  • ABR Of Red Hat, Inc. (NYSE:RHT) At 1.47
  • Fedora 26 Planning For A Modular Server Preview
    Fedora Linux has been pursuing a path of modularity whereby modules provide different software purpose/functionality and are integrated/tested at the module level and a unit of delivery itself. With the Fedora 26 release they are hoping to provide a Fedora Modular Server preview build.
  • Factory 2, Sprint 8 Report
    We are on track with respect to three of the four priorities: module build infrastructure will be ready before the F26 Alpha freeze. Our VMs are provisioned, we're working through the packaging rituals, and we'll be ready for an initial deployment shortly after devconf. Internally, our MvP of resultsdb and resultsdb-updater are working and pulling data from some early-adopter Platform Jenkins masters and our internal performance measurement work is bearing fruit slowly but steadily: we have two key metrics updating automatically on our kibana dashboard, with two more in progress to be completed in the coming sprints.

Security Leftovers

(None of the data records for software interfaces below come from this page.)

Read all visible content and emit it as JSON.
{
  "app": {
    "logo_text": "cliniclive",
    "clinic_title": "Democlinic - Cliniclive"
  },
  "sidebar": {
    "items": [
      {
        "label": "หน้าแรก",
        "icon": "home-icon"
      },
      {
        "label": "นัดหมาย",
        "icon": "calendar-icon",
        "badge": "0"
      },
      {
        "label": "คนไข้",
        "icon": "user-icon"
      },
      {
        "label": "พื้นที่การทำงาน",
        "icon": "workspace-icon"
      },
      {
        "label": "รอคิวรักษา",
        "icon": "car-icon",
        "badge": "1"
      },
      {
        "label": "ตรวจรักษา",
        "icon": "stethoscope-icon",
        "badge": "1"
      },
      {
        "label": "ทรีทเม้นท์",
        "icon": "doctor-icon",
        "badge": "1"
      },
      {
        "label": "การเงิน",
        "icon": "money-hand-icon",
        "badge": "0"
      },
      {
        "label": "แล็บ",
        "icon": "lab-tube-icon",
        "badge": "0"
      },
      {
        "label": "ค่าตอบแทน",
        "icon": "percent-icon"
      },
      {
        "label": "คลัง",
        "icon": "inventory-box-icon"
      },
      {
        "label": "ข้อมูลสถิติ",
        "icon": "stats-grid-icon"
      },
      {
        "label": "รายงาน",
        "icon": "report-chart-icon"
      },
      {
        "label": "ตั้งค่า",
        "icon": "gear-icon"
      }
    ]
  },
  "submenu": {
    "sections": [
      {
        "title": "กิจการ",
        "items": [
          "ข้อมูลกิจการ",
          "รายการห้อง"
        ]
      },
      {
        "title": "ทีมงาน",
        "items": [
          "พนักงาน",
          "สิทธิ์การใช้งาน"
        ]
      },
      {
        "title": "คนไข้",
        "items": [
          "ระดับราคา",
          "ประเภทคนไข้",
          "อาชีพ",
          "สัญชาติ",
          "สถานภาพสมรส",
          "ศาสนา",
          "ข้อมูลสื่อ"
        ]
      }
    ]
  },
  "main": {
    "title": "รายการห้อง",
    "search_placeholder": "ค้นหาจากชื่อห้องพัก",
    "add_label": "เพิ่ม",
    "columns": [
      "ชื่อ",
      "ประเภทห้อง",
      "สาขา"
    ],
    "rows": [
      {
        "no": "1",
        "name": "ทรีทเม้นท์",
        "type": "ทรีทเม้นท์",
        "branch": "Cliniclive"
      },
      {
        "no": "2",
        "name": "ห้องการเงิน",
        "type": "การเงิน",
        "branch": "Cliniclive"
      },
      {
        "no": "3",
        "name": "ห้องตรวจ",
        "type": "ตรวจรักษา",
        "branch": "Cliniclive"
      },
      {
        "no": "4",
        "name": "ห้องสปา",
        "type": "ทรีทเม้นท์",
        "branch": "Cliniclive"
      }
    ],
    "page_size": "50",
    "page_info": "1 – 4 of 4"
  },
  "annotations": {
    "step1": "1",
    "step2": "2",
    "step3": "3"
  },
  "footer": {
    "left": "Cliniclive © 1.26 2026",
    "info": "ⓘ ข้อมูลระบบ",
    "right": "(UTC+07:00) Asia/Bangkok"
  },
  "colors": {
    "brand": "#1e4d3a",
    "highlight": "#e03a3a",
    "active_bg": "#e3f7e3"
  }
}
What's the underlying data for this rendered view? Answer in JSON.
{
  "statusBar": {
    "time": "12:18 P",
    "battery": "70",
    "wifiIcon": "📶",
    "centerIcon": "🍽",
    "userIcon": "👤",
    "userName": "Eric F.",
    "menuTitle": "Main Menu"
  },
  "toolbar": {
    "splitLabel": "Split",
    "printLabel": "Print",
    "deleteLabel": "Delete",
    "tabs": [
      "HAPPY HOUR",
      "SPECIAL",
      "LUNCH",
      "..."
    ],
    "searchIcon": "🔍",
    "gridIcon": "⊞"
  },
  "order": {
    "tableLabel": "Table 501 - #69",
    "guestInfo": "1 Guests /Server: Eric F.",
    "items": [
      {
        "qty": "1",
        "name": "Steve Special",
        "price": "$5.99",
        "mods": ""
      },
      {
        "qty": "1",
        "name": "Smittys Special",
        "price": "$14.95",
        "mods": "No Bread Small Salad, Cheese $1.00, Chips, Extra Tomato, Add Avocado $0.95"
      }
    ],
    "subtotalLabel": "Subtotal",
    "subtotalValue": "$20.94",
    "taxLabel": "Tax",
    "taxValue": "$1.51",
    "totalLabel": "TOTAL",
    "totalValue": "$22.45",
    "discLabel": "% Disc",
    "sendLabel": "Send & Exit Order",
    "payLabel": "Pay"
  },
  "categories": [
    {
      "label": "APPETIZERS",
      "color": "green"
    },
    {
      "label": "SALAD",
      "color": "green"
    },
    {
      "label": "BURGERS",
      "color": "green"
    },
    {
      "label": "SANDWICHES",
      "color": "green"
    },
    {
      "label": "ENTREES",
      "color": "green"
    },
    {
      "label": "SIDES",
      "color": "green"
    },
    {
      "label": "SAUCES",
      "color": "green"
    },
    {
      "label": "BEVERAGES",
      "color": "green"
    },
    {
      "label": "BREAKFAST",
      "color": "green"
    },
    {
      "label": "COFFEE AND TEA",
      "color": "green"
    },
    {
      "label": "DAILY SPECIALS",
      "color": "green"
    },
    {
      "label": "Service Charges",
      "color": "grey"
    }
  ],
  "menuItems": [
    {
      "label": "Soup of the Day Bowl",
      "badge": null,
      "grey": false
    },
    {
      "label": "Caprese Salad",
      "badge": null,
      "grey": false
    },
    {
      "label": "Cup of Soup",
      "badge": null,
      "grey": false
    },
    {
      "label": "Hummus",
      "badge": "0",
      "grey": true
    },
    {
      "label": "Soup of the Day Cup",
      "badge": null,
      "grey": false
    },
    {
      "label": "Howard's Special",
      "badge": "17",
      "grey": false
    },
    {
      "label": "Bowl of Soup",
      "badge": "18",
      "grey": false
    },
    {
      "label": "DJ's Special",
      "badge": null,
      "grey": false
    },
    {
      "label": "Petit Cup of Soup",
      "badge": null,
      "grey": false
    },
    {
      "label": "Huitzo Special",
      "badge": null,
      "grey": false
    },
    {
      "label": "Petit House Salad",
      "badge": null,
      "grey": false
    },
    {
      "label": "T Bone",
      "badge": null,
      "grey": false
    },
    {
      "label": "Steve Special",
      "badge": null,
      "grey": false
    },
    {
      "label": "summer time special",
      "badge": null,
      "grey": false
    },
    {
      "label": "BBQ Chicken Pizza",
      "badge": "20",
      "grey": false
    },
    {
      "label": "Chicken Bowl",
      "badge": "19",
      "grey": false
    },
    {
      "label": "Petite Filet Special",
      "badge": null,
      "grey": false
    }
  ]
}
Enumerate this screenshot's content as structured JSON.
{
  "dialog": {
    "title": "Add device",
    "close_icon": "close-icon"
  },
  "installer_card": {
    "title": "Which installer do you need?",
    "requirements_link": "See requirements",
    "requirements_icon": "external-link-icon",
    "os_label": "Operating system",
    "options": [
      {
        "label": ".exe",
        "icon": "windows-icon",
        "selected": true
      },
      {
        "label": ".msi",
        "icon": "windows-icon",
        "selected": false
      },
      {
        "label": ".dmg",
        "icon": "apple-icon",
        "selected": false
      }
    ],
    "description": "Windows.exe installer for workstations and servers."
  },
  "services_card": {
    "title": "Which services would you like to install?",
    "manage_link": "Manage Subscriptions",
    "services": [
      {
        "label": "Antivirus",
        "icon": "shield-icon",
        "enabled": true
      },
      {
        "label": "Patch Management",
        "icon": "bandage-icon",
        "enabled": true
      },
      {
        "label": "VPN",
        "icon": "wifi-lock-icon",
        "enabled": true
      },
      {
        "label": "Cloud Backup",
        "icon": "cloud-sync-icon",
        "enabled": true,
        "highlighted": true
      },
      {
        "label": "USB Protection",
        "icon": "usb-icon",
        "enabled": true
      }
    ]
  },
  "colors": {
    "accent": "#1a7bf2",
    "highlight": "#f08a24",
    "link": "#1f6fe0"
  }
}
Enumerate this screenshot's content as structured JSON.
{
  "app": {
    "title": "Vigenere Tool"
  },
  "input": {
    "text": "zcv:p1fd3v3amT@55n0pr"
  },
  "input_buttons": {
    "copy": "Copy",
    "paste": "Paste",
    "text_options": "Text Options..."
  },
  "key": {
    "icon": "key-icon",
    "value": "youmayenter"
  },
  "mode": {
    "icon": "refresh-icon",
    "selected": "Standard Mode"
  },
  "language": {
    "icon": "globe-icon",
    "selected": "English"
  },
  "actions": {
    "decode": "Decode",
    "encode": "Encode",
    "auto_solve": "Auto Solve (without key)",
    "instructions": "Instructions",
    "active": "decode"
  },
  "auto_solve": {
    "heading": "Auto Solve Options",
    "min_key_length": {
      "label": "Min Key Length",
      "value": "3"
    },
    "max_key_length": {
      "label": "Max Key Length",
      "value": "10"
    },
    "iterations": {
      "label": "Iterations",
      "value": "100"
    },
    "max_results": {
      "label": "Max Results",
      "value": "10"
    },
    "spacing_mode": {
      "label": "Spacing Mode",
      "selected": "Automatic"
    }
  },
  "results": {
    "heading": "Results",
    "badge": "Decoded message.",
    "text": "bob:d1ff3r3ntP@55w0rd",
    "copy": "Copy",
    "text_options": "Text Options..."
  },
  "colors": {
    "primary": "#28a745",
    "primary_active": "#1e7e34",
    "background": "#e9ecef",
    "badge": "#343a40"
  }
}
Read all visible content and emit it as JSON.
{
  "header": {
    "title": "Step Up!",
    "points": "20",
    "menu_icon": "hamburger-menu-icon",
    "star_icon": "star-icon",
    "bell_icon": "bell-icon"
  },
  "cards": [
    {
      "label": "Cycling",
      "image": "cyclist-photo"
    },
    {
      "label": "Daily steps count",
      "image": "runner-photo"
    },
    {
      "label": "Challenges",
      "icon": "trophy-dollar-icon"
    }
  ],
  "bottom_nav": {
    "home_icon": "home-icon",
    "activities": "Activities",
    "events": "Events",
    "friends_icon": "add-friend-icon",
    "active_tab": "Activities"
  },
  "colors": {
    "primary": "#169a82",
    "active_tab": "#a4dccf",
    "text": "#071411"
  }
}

  • Truffle Hog Finds Security Keys Hidden in GitHub Code
    According to commentors on a Reddit thread about Truffle Hog, Amazon Web Services has already been using a similar tool for the same purpose. "I have accidentally committed my AWS secret keys before to a public repo," user KingOtar wrote. "Amazon actually found them and shut down my account until I created new ones. Kinda neat Amazon."
  • 5 Essential Tips for Securing Your WordPress Sites
    WordPress is by far the most popular blogging platform today. Being as popular as it is, it comes with its own strengths and weaknesses. The very fact that almost everybody uses it, makes it more prone to vulnerabilities. WordPress developers are doing a great job of fixing and patching the framework as new flaws are discovered, but that doesn’t mean that you can simply install and forget your installation. In this post, we will provide some of the most common ways of securing and strengthening a WordPress site.
  • Google ventures into public key encryption
    Google announced an early prototype of Key Transparency, its latest open source effort to ensure simpler, safer, and secure communications for everyone. The project’s goal is to make it easier for applications services to share and discover public keys for users, but it will be a while before it's ready for prime time. Secure communications should be de rigueur, but it remains frustratingly out of reach for most people, more than 20 years after the creation of Pretty Good Privacy (PGP). Existing methods where users need to manually find and verify the recipients’ keys are time-consuming and often complicated. Messaging apps and file sharing tools are limited in that users can communicate only within the service because there is no generic, secure method to look up public keys.
  • How to Keep Hackers out of Your Linux Machine Part 2: Three More Easy Security Tips
    In part 1 of this series, I shared two easy ways to prevent hackers from eating your Linux machine. Here are three more tips from my recent Linux Foundation webinar where I shared more tactics, tools and methods hackers use to invade your space. Watch the entire webinar on-demand for free.

Games for GNU/Linux